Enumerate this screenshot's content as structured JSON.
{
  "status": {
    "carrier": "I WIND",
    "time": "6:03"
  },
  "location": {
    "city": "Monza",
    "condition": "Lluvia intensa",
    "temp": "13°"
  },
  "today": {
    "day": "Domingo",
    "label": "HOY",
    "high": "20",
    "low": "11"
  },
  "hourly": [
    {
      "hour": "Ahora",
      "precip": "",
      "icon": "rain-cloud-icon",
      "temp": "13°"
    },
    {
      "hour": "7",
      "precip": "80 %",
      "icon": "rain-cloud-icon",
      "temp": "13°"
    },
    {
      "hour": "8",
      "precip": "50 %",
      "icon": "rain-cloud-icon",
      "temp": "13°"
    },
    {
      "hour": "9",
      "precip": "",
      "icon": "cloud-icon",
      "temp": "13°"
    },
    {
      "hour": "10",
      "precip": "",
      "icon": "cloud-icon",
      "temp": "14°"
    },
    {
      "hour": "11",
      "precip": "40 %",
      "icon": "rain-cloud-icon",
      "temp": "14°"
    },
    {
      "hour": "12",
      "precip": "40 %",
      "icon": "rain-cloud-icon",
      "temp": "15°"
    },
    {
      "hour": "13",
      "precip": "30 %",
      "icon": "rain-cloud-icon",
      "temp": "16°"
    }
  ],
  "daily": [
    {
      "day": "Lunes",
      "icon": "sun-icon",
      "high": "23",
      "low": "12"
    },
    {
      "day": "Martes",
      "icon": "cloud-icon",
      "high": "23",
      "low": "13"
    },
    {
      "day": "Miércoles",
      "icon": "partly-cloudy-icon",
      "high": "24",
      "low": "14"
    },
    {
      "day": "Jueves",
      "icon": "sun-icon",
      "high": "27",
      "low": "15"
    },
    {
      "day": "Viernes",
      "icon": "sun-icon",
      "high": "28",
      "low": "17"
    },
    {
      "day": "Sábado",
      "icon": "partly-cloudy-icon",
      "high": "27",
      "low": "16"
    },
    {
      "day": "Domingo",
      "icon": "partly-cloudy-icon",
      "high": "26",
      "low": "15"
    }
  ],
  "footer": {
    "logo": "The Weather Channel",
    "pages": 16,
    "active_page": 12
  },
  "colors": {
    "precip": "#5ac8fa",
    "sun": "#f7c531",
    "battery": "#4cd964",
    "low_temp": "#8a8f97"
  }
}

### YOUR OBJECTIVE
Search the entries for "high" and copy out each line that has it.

### ANSWER TO THE EXERCISE
    "high": "20",
      "high": "23",
      "high": "23",
      "high": "24",
      "high": "27",
      "high": "28",
      "high": "27",
      "high": "26",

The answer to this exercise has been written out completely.